In another broad aspect the present invention provides a rectangular shunt having a measuring circuit which compensates for the skin effect and proximity effects of the shunt, and which compensation is characterized by a path of the measuring circuit which optimizes the difference in potential produced across the shunt during the passage of a strong current therethrough. This configuration commences from the center and at one end of the resistive element and progresses towards the outer surface of the resistive elements in accordance with a function which is not monotonic and which may even have a curved path. More particularly, there is proposed a shunt having a rectangular configuration to permit a maximum dissipation of heat produced by the measured currents.

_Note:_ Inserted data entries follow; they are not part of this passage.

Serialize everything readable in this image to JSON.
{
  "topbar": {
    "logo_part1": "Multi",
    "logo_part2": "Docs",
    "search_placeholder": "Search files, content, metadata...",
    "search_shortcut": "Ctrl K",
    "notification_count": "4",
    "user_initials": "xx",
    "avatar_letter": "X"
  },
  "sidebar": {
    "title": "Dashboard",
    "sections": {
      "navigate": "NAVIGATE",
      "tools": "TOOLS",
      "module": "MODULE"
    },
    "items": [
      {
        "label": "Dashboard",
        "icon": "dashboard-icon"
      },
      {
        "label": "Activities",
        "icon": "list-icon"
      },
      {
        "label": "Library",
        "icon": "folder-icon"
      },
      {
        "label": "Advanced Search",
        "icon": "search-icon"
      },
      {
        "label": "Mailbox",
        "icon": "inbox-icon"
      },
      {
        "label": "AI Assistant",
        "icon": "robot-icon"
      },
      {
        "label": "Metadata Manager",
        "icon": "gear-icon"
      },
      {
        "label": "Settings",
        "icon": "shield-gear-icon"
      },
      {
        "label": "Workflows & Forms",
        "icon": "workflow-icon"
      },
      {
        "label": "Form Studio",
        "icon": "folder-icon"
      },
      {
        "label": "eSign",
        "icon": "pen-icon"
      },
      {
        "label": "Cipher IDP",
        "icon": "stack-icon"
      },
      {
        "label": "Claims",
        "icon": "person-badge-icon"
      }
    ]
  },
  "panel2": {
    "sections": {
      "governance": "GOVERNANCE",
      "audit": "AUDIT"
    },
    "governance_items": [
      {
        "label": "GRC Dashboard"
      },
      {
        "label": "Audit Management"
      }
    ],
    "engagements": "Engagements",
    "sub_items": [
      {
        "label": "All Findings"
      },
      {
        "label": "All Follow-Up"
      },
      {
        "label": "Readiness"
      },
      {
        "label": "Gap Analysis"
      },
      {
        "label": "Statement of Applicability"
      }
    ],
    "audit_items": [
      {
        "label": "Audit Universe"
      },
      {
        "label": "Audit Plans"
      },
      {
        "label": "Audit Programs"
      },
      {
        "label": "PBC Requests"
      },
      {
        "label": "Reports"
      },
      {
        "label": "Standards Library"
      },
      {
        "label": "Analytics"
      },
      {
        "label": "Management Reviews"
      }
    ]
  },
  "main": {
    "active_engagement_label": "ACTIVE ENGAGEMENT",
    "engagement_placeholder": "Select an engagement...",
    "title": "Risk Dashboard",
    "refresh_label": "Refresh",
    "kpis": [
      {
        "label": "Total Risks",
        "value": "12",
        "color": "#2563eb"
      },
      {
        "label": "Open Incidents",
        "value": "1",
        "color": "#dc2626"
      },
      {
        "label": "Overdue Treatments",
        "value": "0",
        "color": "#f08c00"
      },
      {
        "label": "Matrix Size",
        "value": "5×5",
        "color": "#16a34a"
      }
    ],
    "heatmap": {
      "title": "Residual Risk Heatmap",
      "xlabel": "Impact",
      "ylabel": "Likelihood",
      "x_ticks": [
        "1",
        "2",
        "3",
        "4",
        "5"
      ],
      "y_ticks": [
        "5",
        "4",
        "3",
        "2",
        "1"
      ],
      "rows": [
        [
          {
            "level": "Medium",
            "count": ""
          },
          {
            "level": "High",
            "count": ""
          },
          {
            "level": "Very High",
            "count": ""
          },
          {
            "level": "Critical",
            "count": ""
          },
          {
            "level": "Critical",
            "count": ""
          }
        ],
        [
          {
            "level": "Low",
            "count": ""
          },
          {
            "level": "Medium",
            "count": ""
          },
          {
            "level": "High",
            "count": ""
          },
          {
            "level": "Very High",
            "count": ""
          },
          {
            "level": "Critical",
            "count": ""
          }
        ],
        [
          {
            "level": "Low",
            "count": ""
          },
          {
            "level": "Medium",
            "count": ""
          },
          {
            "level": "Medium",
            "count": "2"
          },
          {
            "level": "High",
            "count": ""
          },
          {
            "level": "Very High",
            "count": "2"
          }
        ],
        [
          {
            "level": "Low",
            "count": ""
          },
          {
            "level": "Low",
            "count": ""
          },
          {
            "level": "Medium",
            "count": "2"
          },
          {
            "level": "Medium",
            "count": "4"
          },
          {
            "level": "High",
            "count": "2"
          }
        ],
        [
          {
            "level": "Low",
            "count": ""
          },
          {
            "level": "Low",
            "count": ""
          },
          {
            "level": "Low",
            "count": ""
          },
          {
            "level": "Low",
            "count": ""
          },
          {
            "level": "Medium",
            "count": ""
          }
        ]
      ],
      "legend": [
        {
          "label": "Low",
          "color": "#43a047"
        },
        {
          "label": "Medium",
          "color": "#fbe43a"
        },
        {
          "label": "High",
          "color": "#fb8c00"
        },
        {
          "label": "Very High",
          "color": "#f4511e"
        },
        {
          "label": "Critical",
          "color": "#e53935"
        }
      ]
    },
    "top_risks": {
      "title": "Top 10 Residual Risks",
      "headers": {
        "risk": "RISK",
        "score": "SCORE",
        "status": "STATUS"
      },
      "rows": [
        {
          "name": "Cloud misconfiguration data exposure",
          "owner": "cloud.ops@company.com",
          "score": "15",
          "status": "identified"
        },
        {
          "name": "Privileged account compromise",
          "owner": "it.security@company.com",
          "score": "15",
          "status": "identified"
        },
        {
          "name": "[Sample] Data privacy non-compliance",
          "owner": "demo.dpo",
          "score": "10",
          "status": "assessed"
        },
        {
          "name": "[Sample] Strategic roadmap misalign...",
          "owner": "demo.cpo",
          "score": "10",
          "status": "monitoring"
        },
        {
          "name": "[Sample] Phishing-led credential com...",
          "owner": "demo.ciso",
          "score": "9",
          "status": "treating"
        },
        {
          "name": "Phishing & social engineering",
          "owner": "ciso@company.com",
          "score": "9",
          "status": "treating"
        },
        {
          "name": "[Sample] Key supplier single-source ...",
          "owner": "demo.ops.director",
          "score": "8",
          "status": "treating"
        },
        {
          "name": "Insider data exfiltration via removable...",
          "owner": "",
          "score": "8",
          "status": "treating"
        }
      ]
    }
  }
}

A preferred embodiment of the present invention will now be described with reference to FIG. 1 which is a schematic perspective view showing a rectangular shunt constructed in accordance with the present invention and having a measuring circuit which compensates for the skin effect and proximity effect of the shunt.
In FIG. 1, there is shown generally at 10 the shunt of the present invention which is constituted by a rectangular resistive core 13 having an input terminal 11 and an output terminal 12 for the passage of current therethrough. These terminals are connected at a respective end of the rectangular resistive core 13 which is constituted by two or more metal plates 14 and 15 secured in juxtaposition. Reference numeral 16 denotes the juxtaposed surfaces or plane between both plates, and this plane is preferably disposed on the symmetrical longitudinal axis of the shunt. At the interior of the shunt and within the juxtaposed surfaces of the plates 14 and 15, a resistive conductor is disposed within a groove or channel which has a configuration in accordance with the optimized desired profile of the measuring circuit. This measuring circuit or conductor 17 has its input end 18 located at the center of the resistive element 13 and connected to the input terminal 11. Its output end 19 is secured to a coaxial output cable 20 which extends through the output terminal 12.
The input terminal 11 and output terminal 12 may be constituted by copper or brass plates. The resistive element 13 can be constituted by a metal alloy such as constantane manganene, or nichrome.
Such a compensated rectangular shunt permits the measurement of transient currents or permanent currents in a wide frequency band width from tens of Hertz to kilo Hertz. These characteristics permit the measurement of currents, for example, in the following applications:
high power test stations or laboratories;
alternating or continuous current transmission and distribution lines; and
converter stations where the current wave shape is pulsating.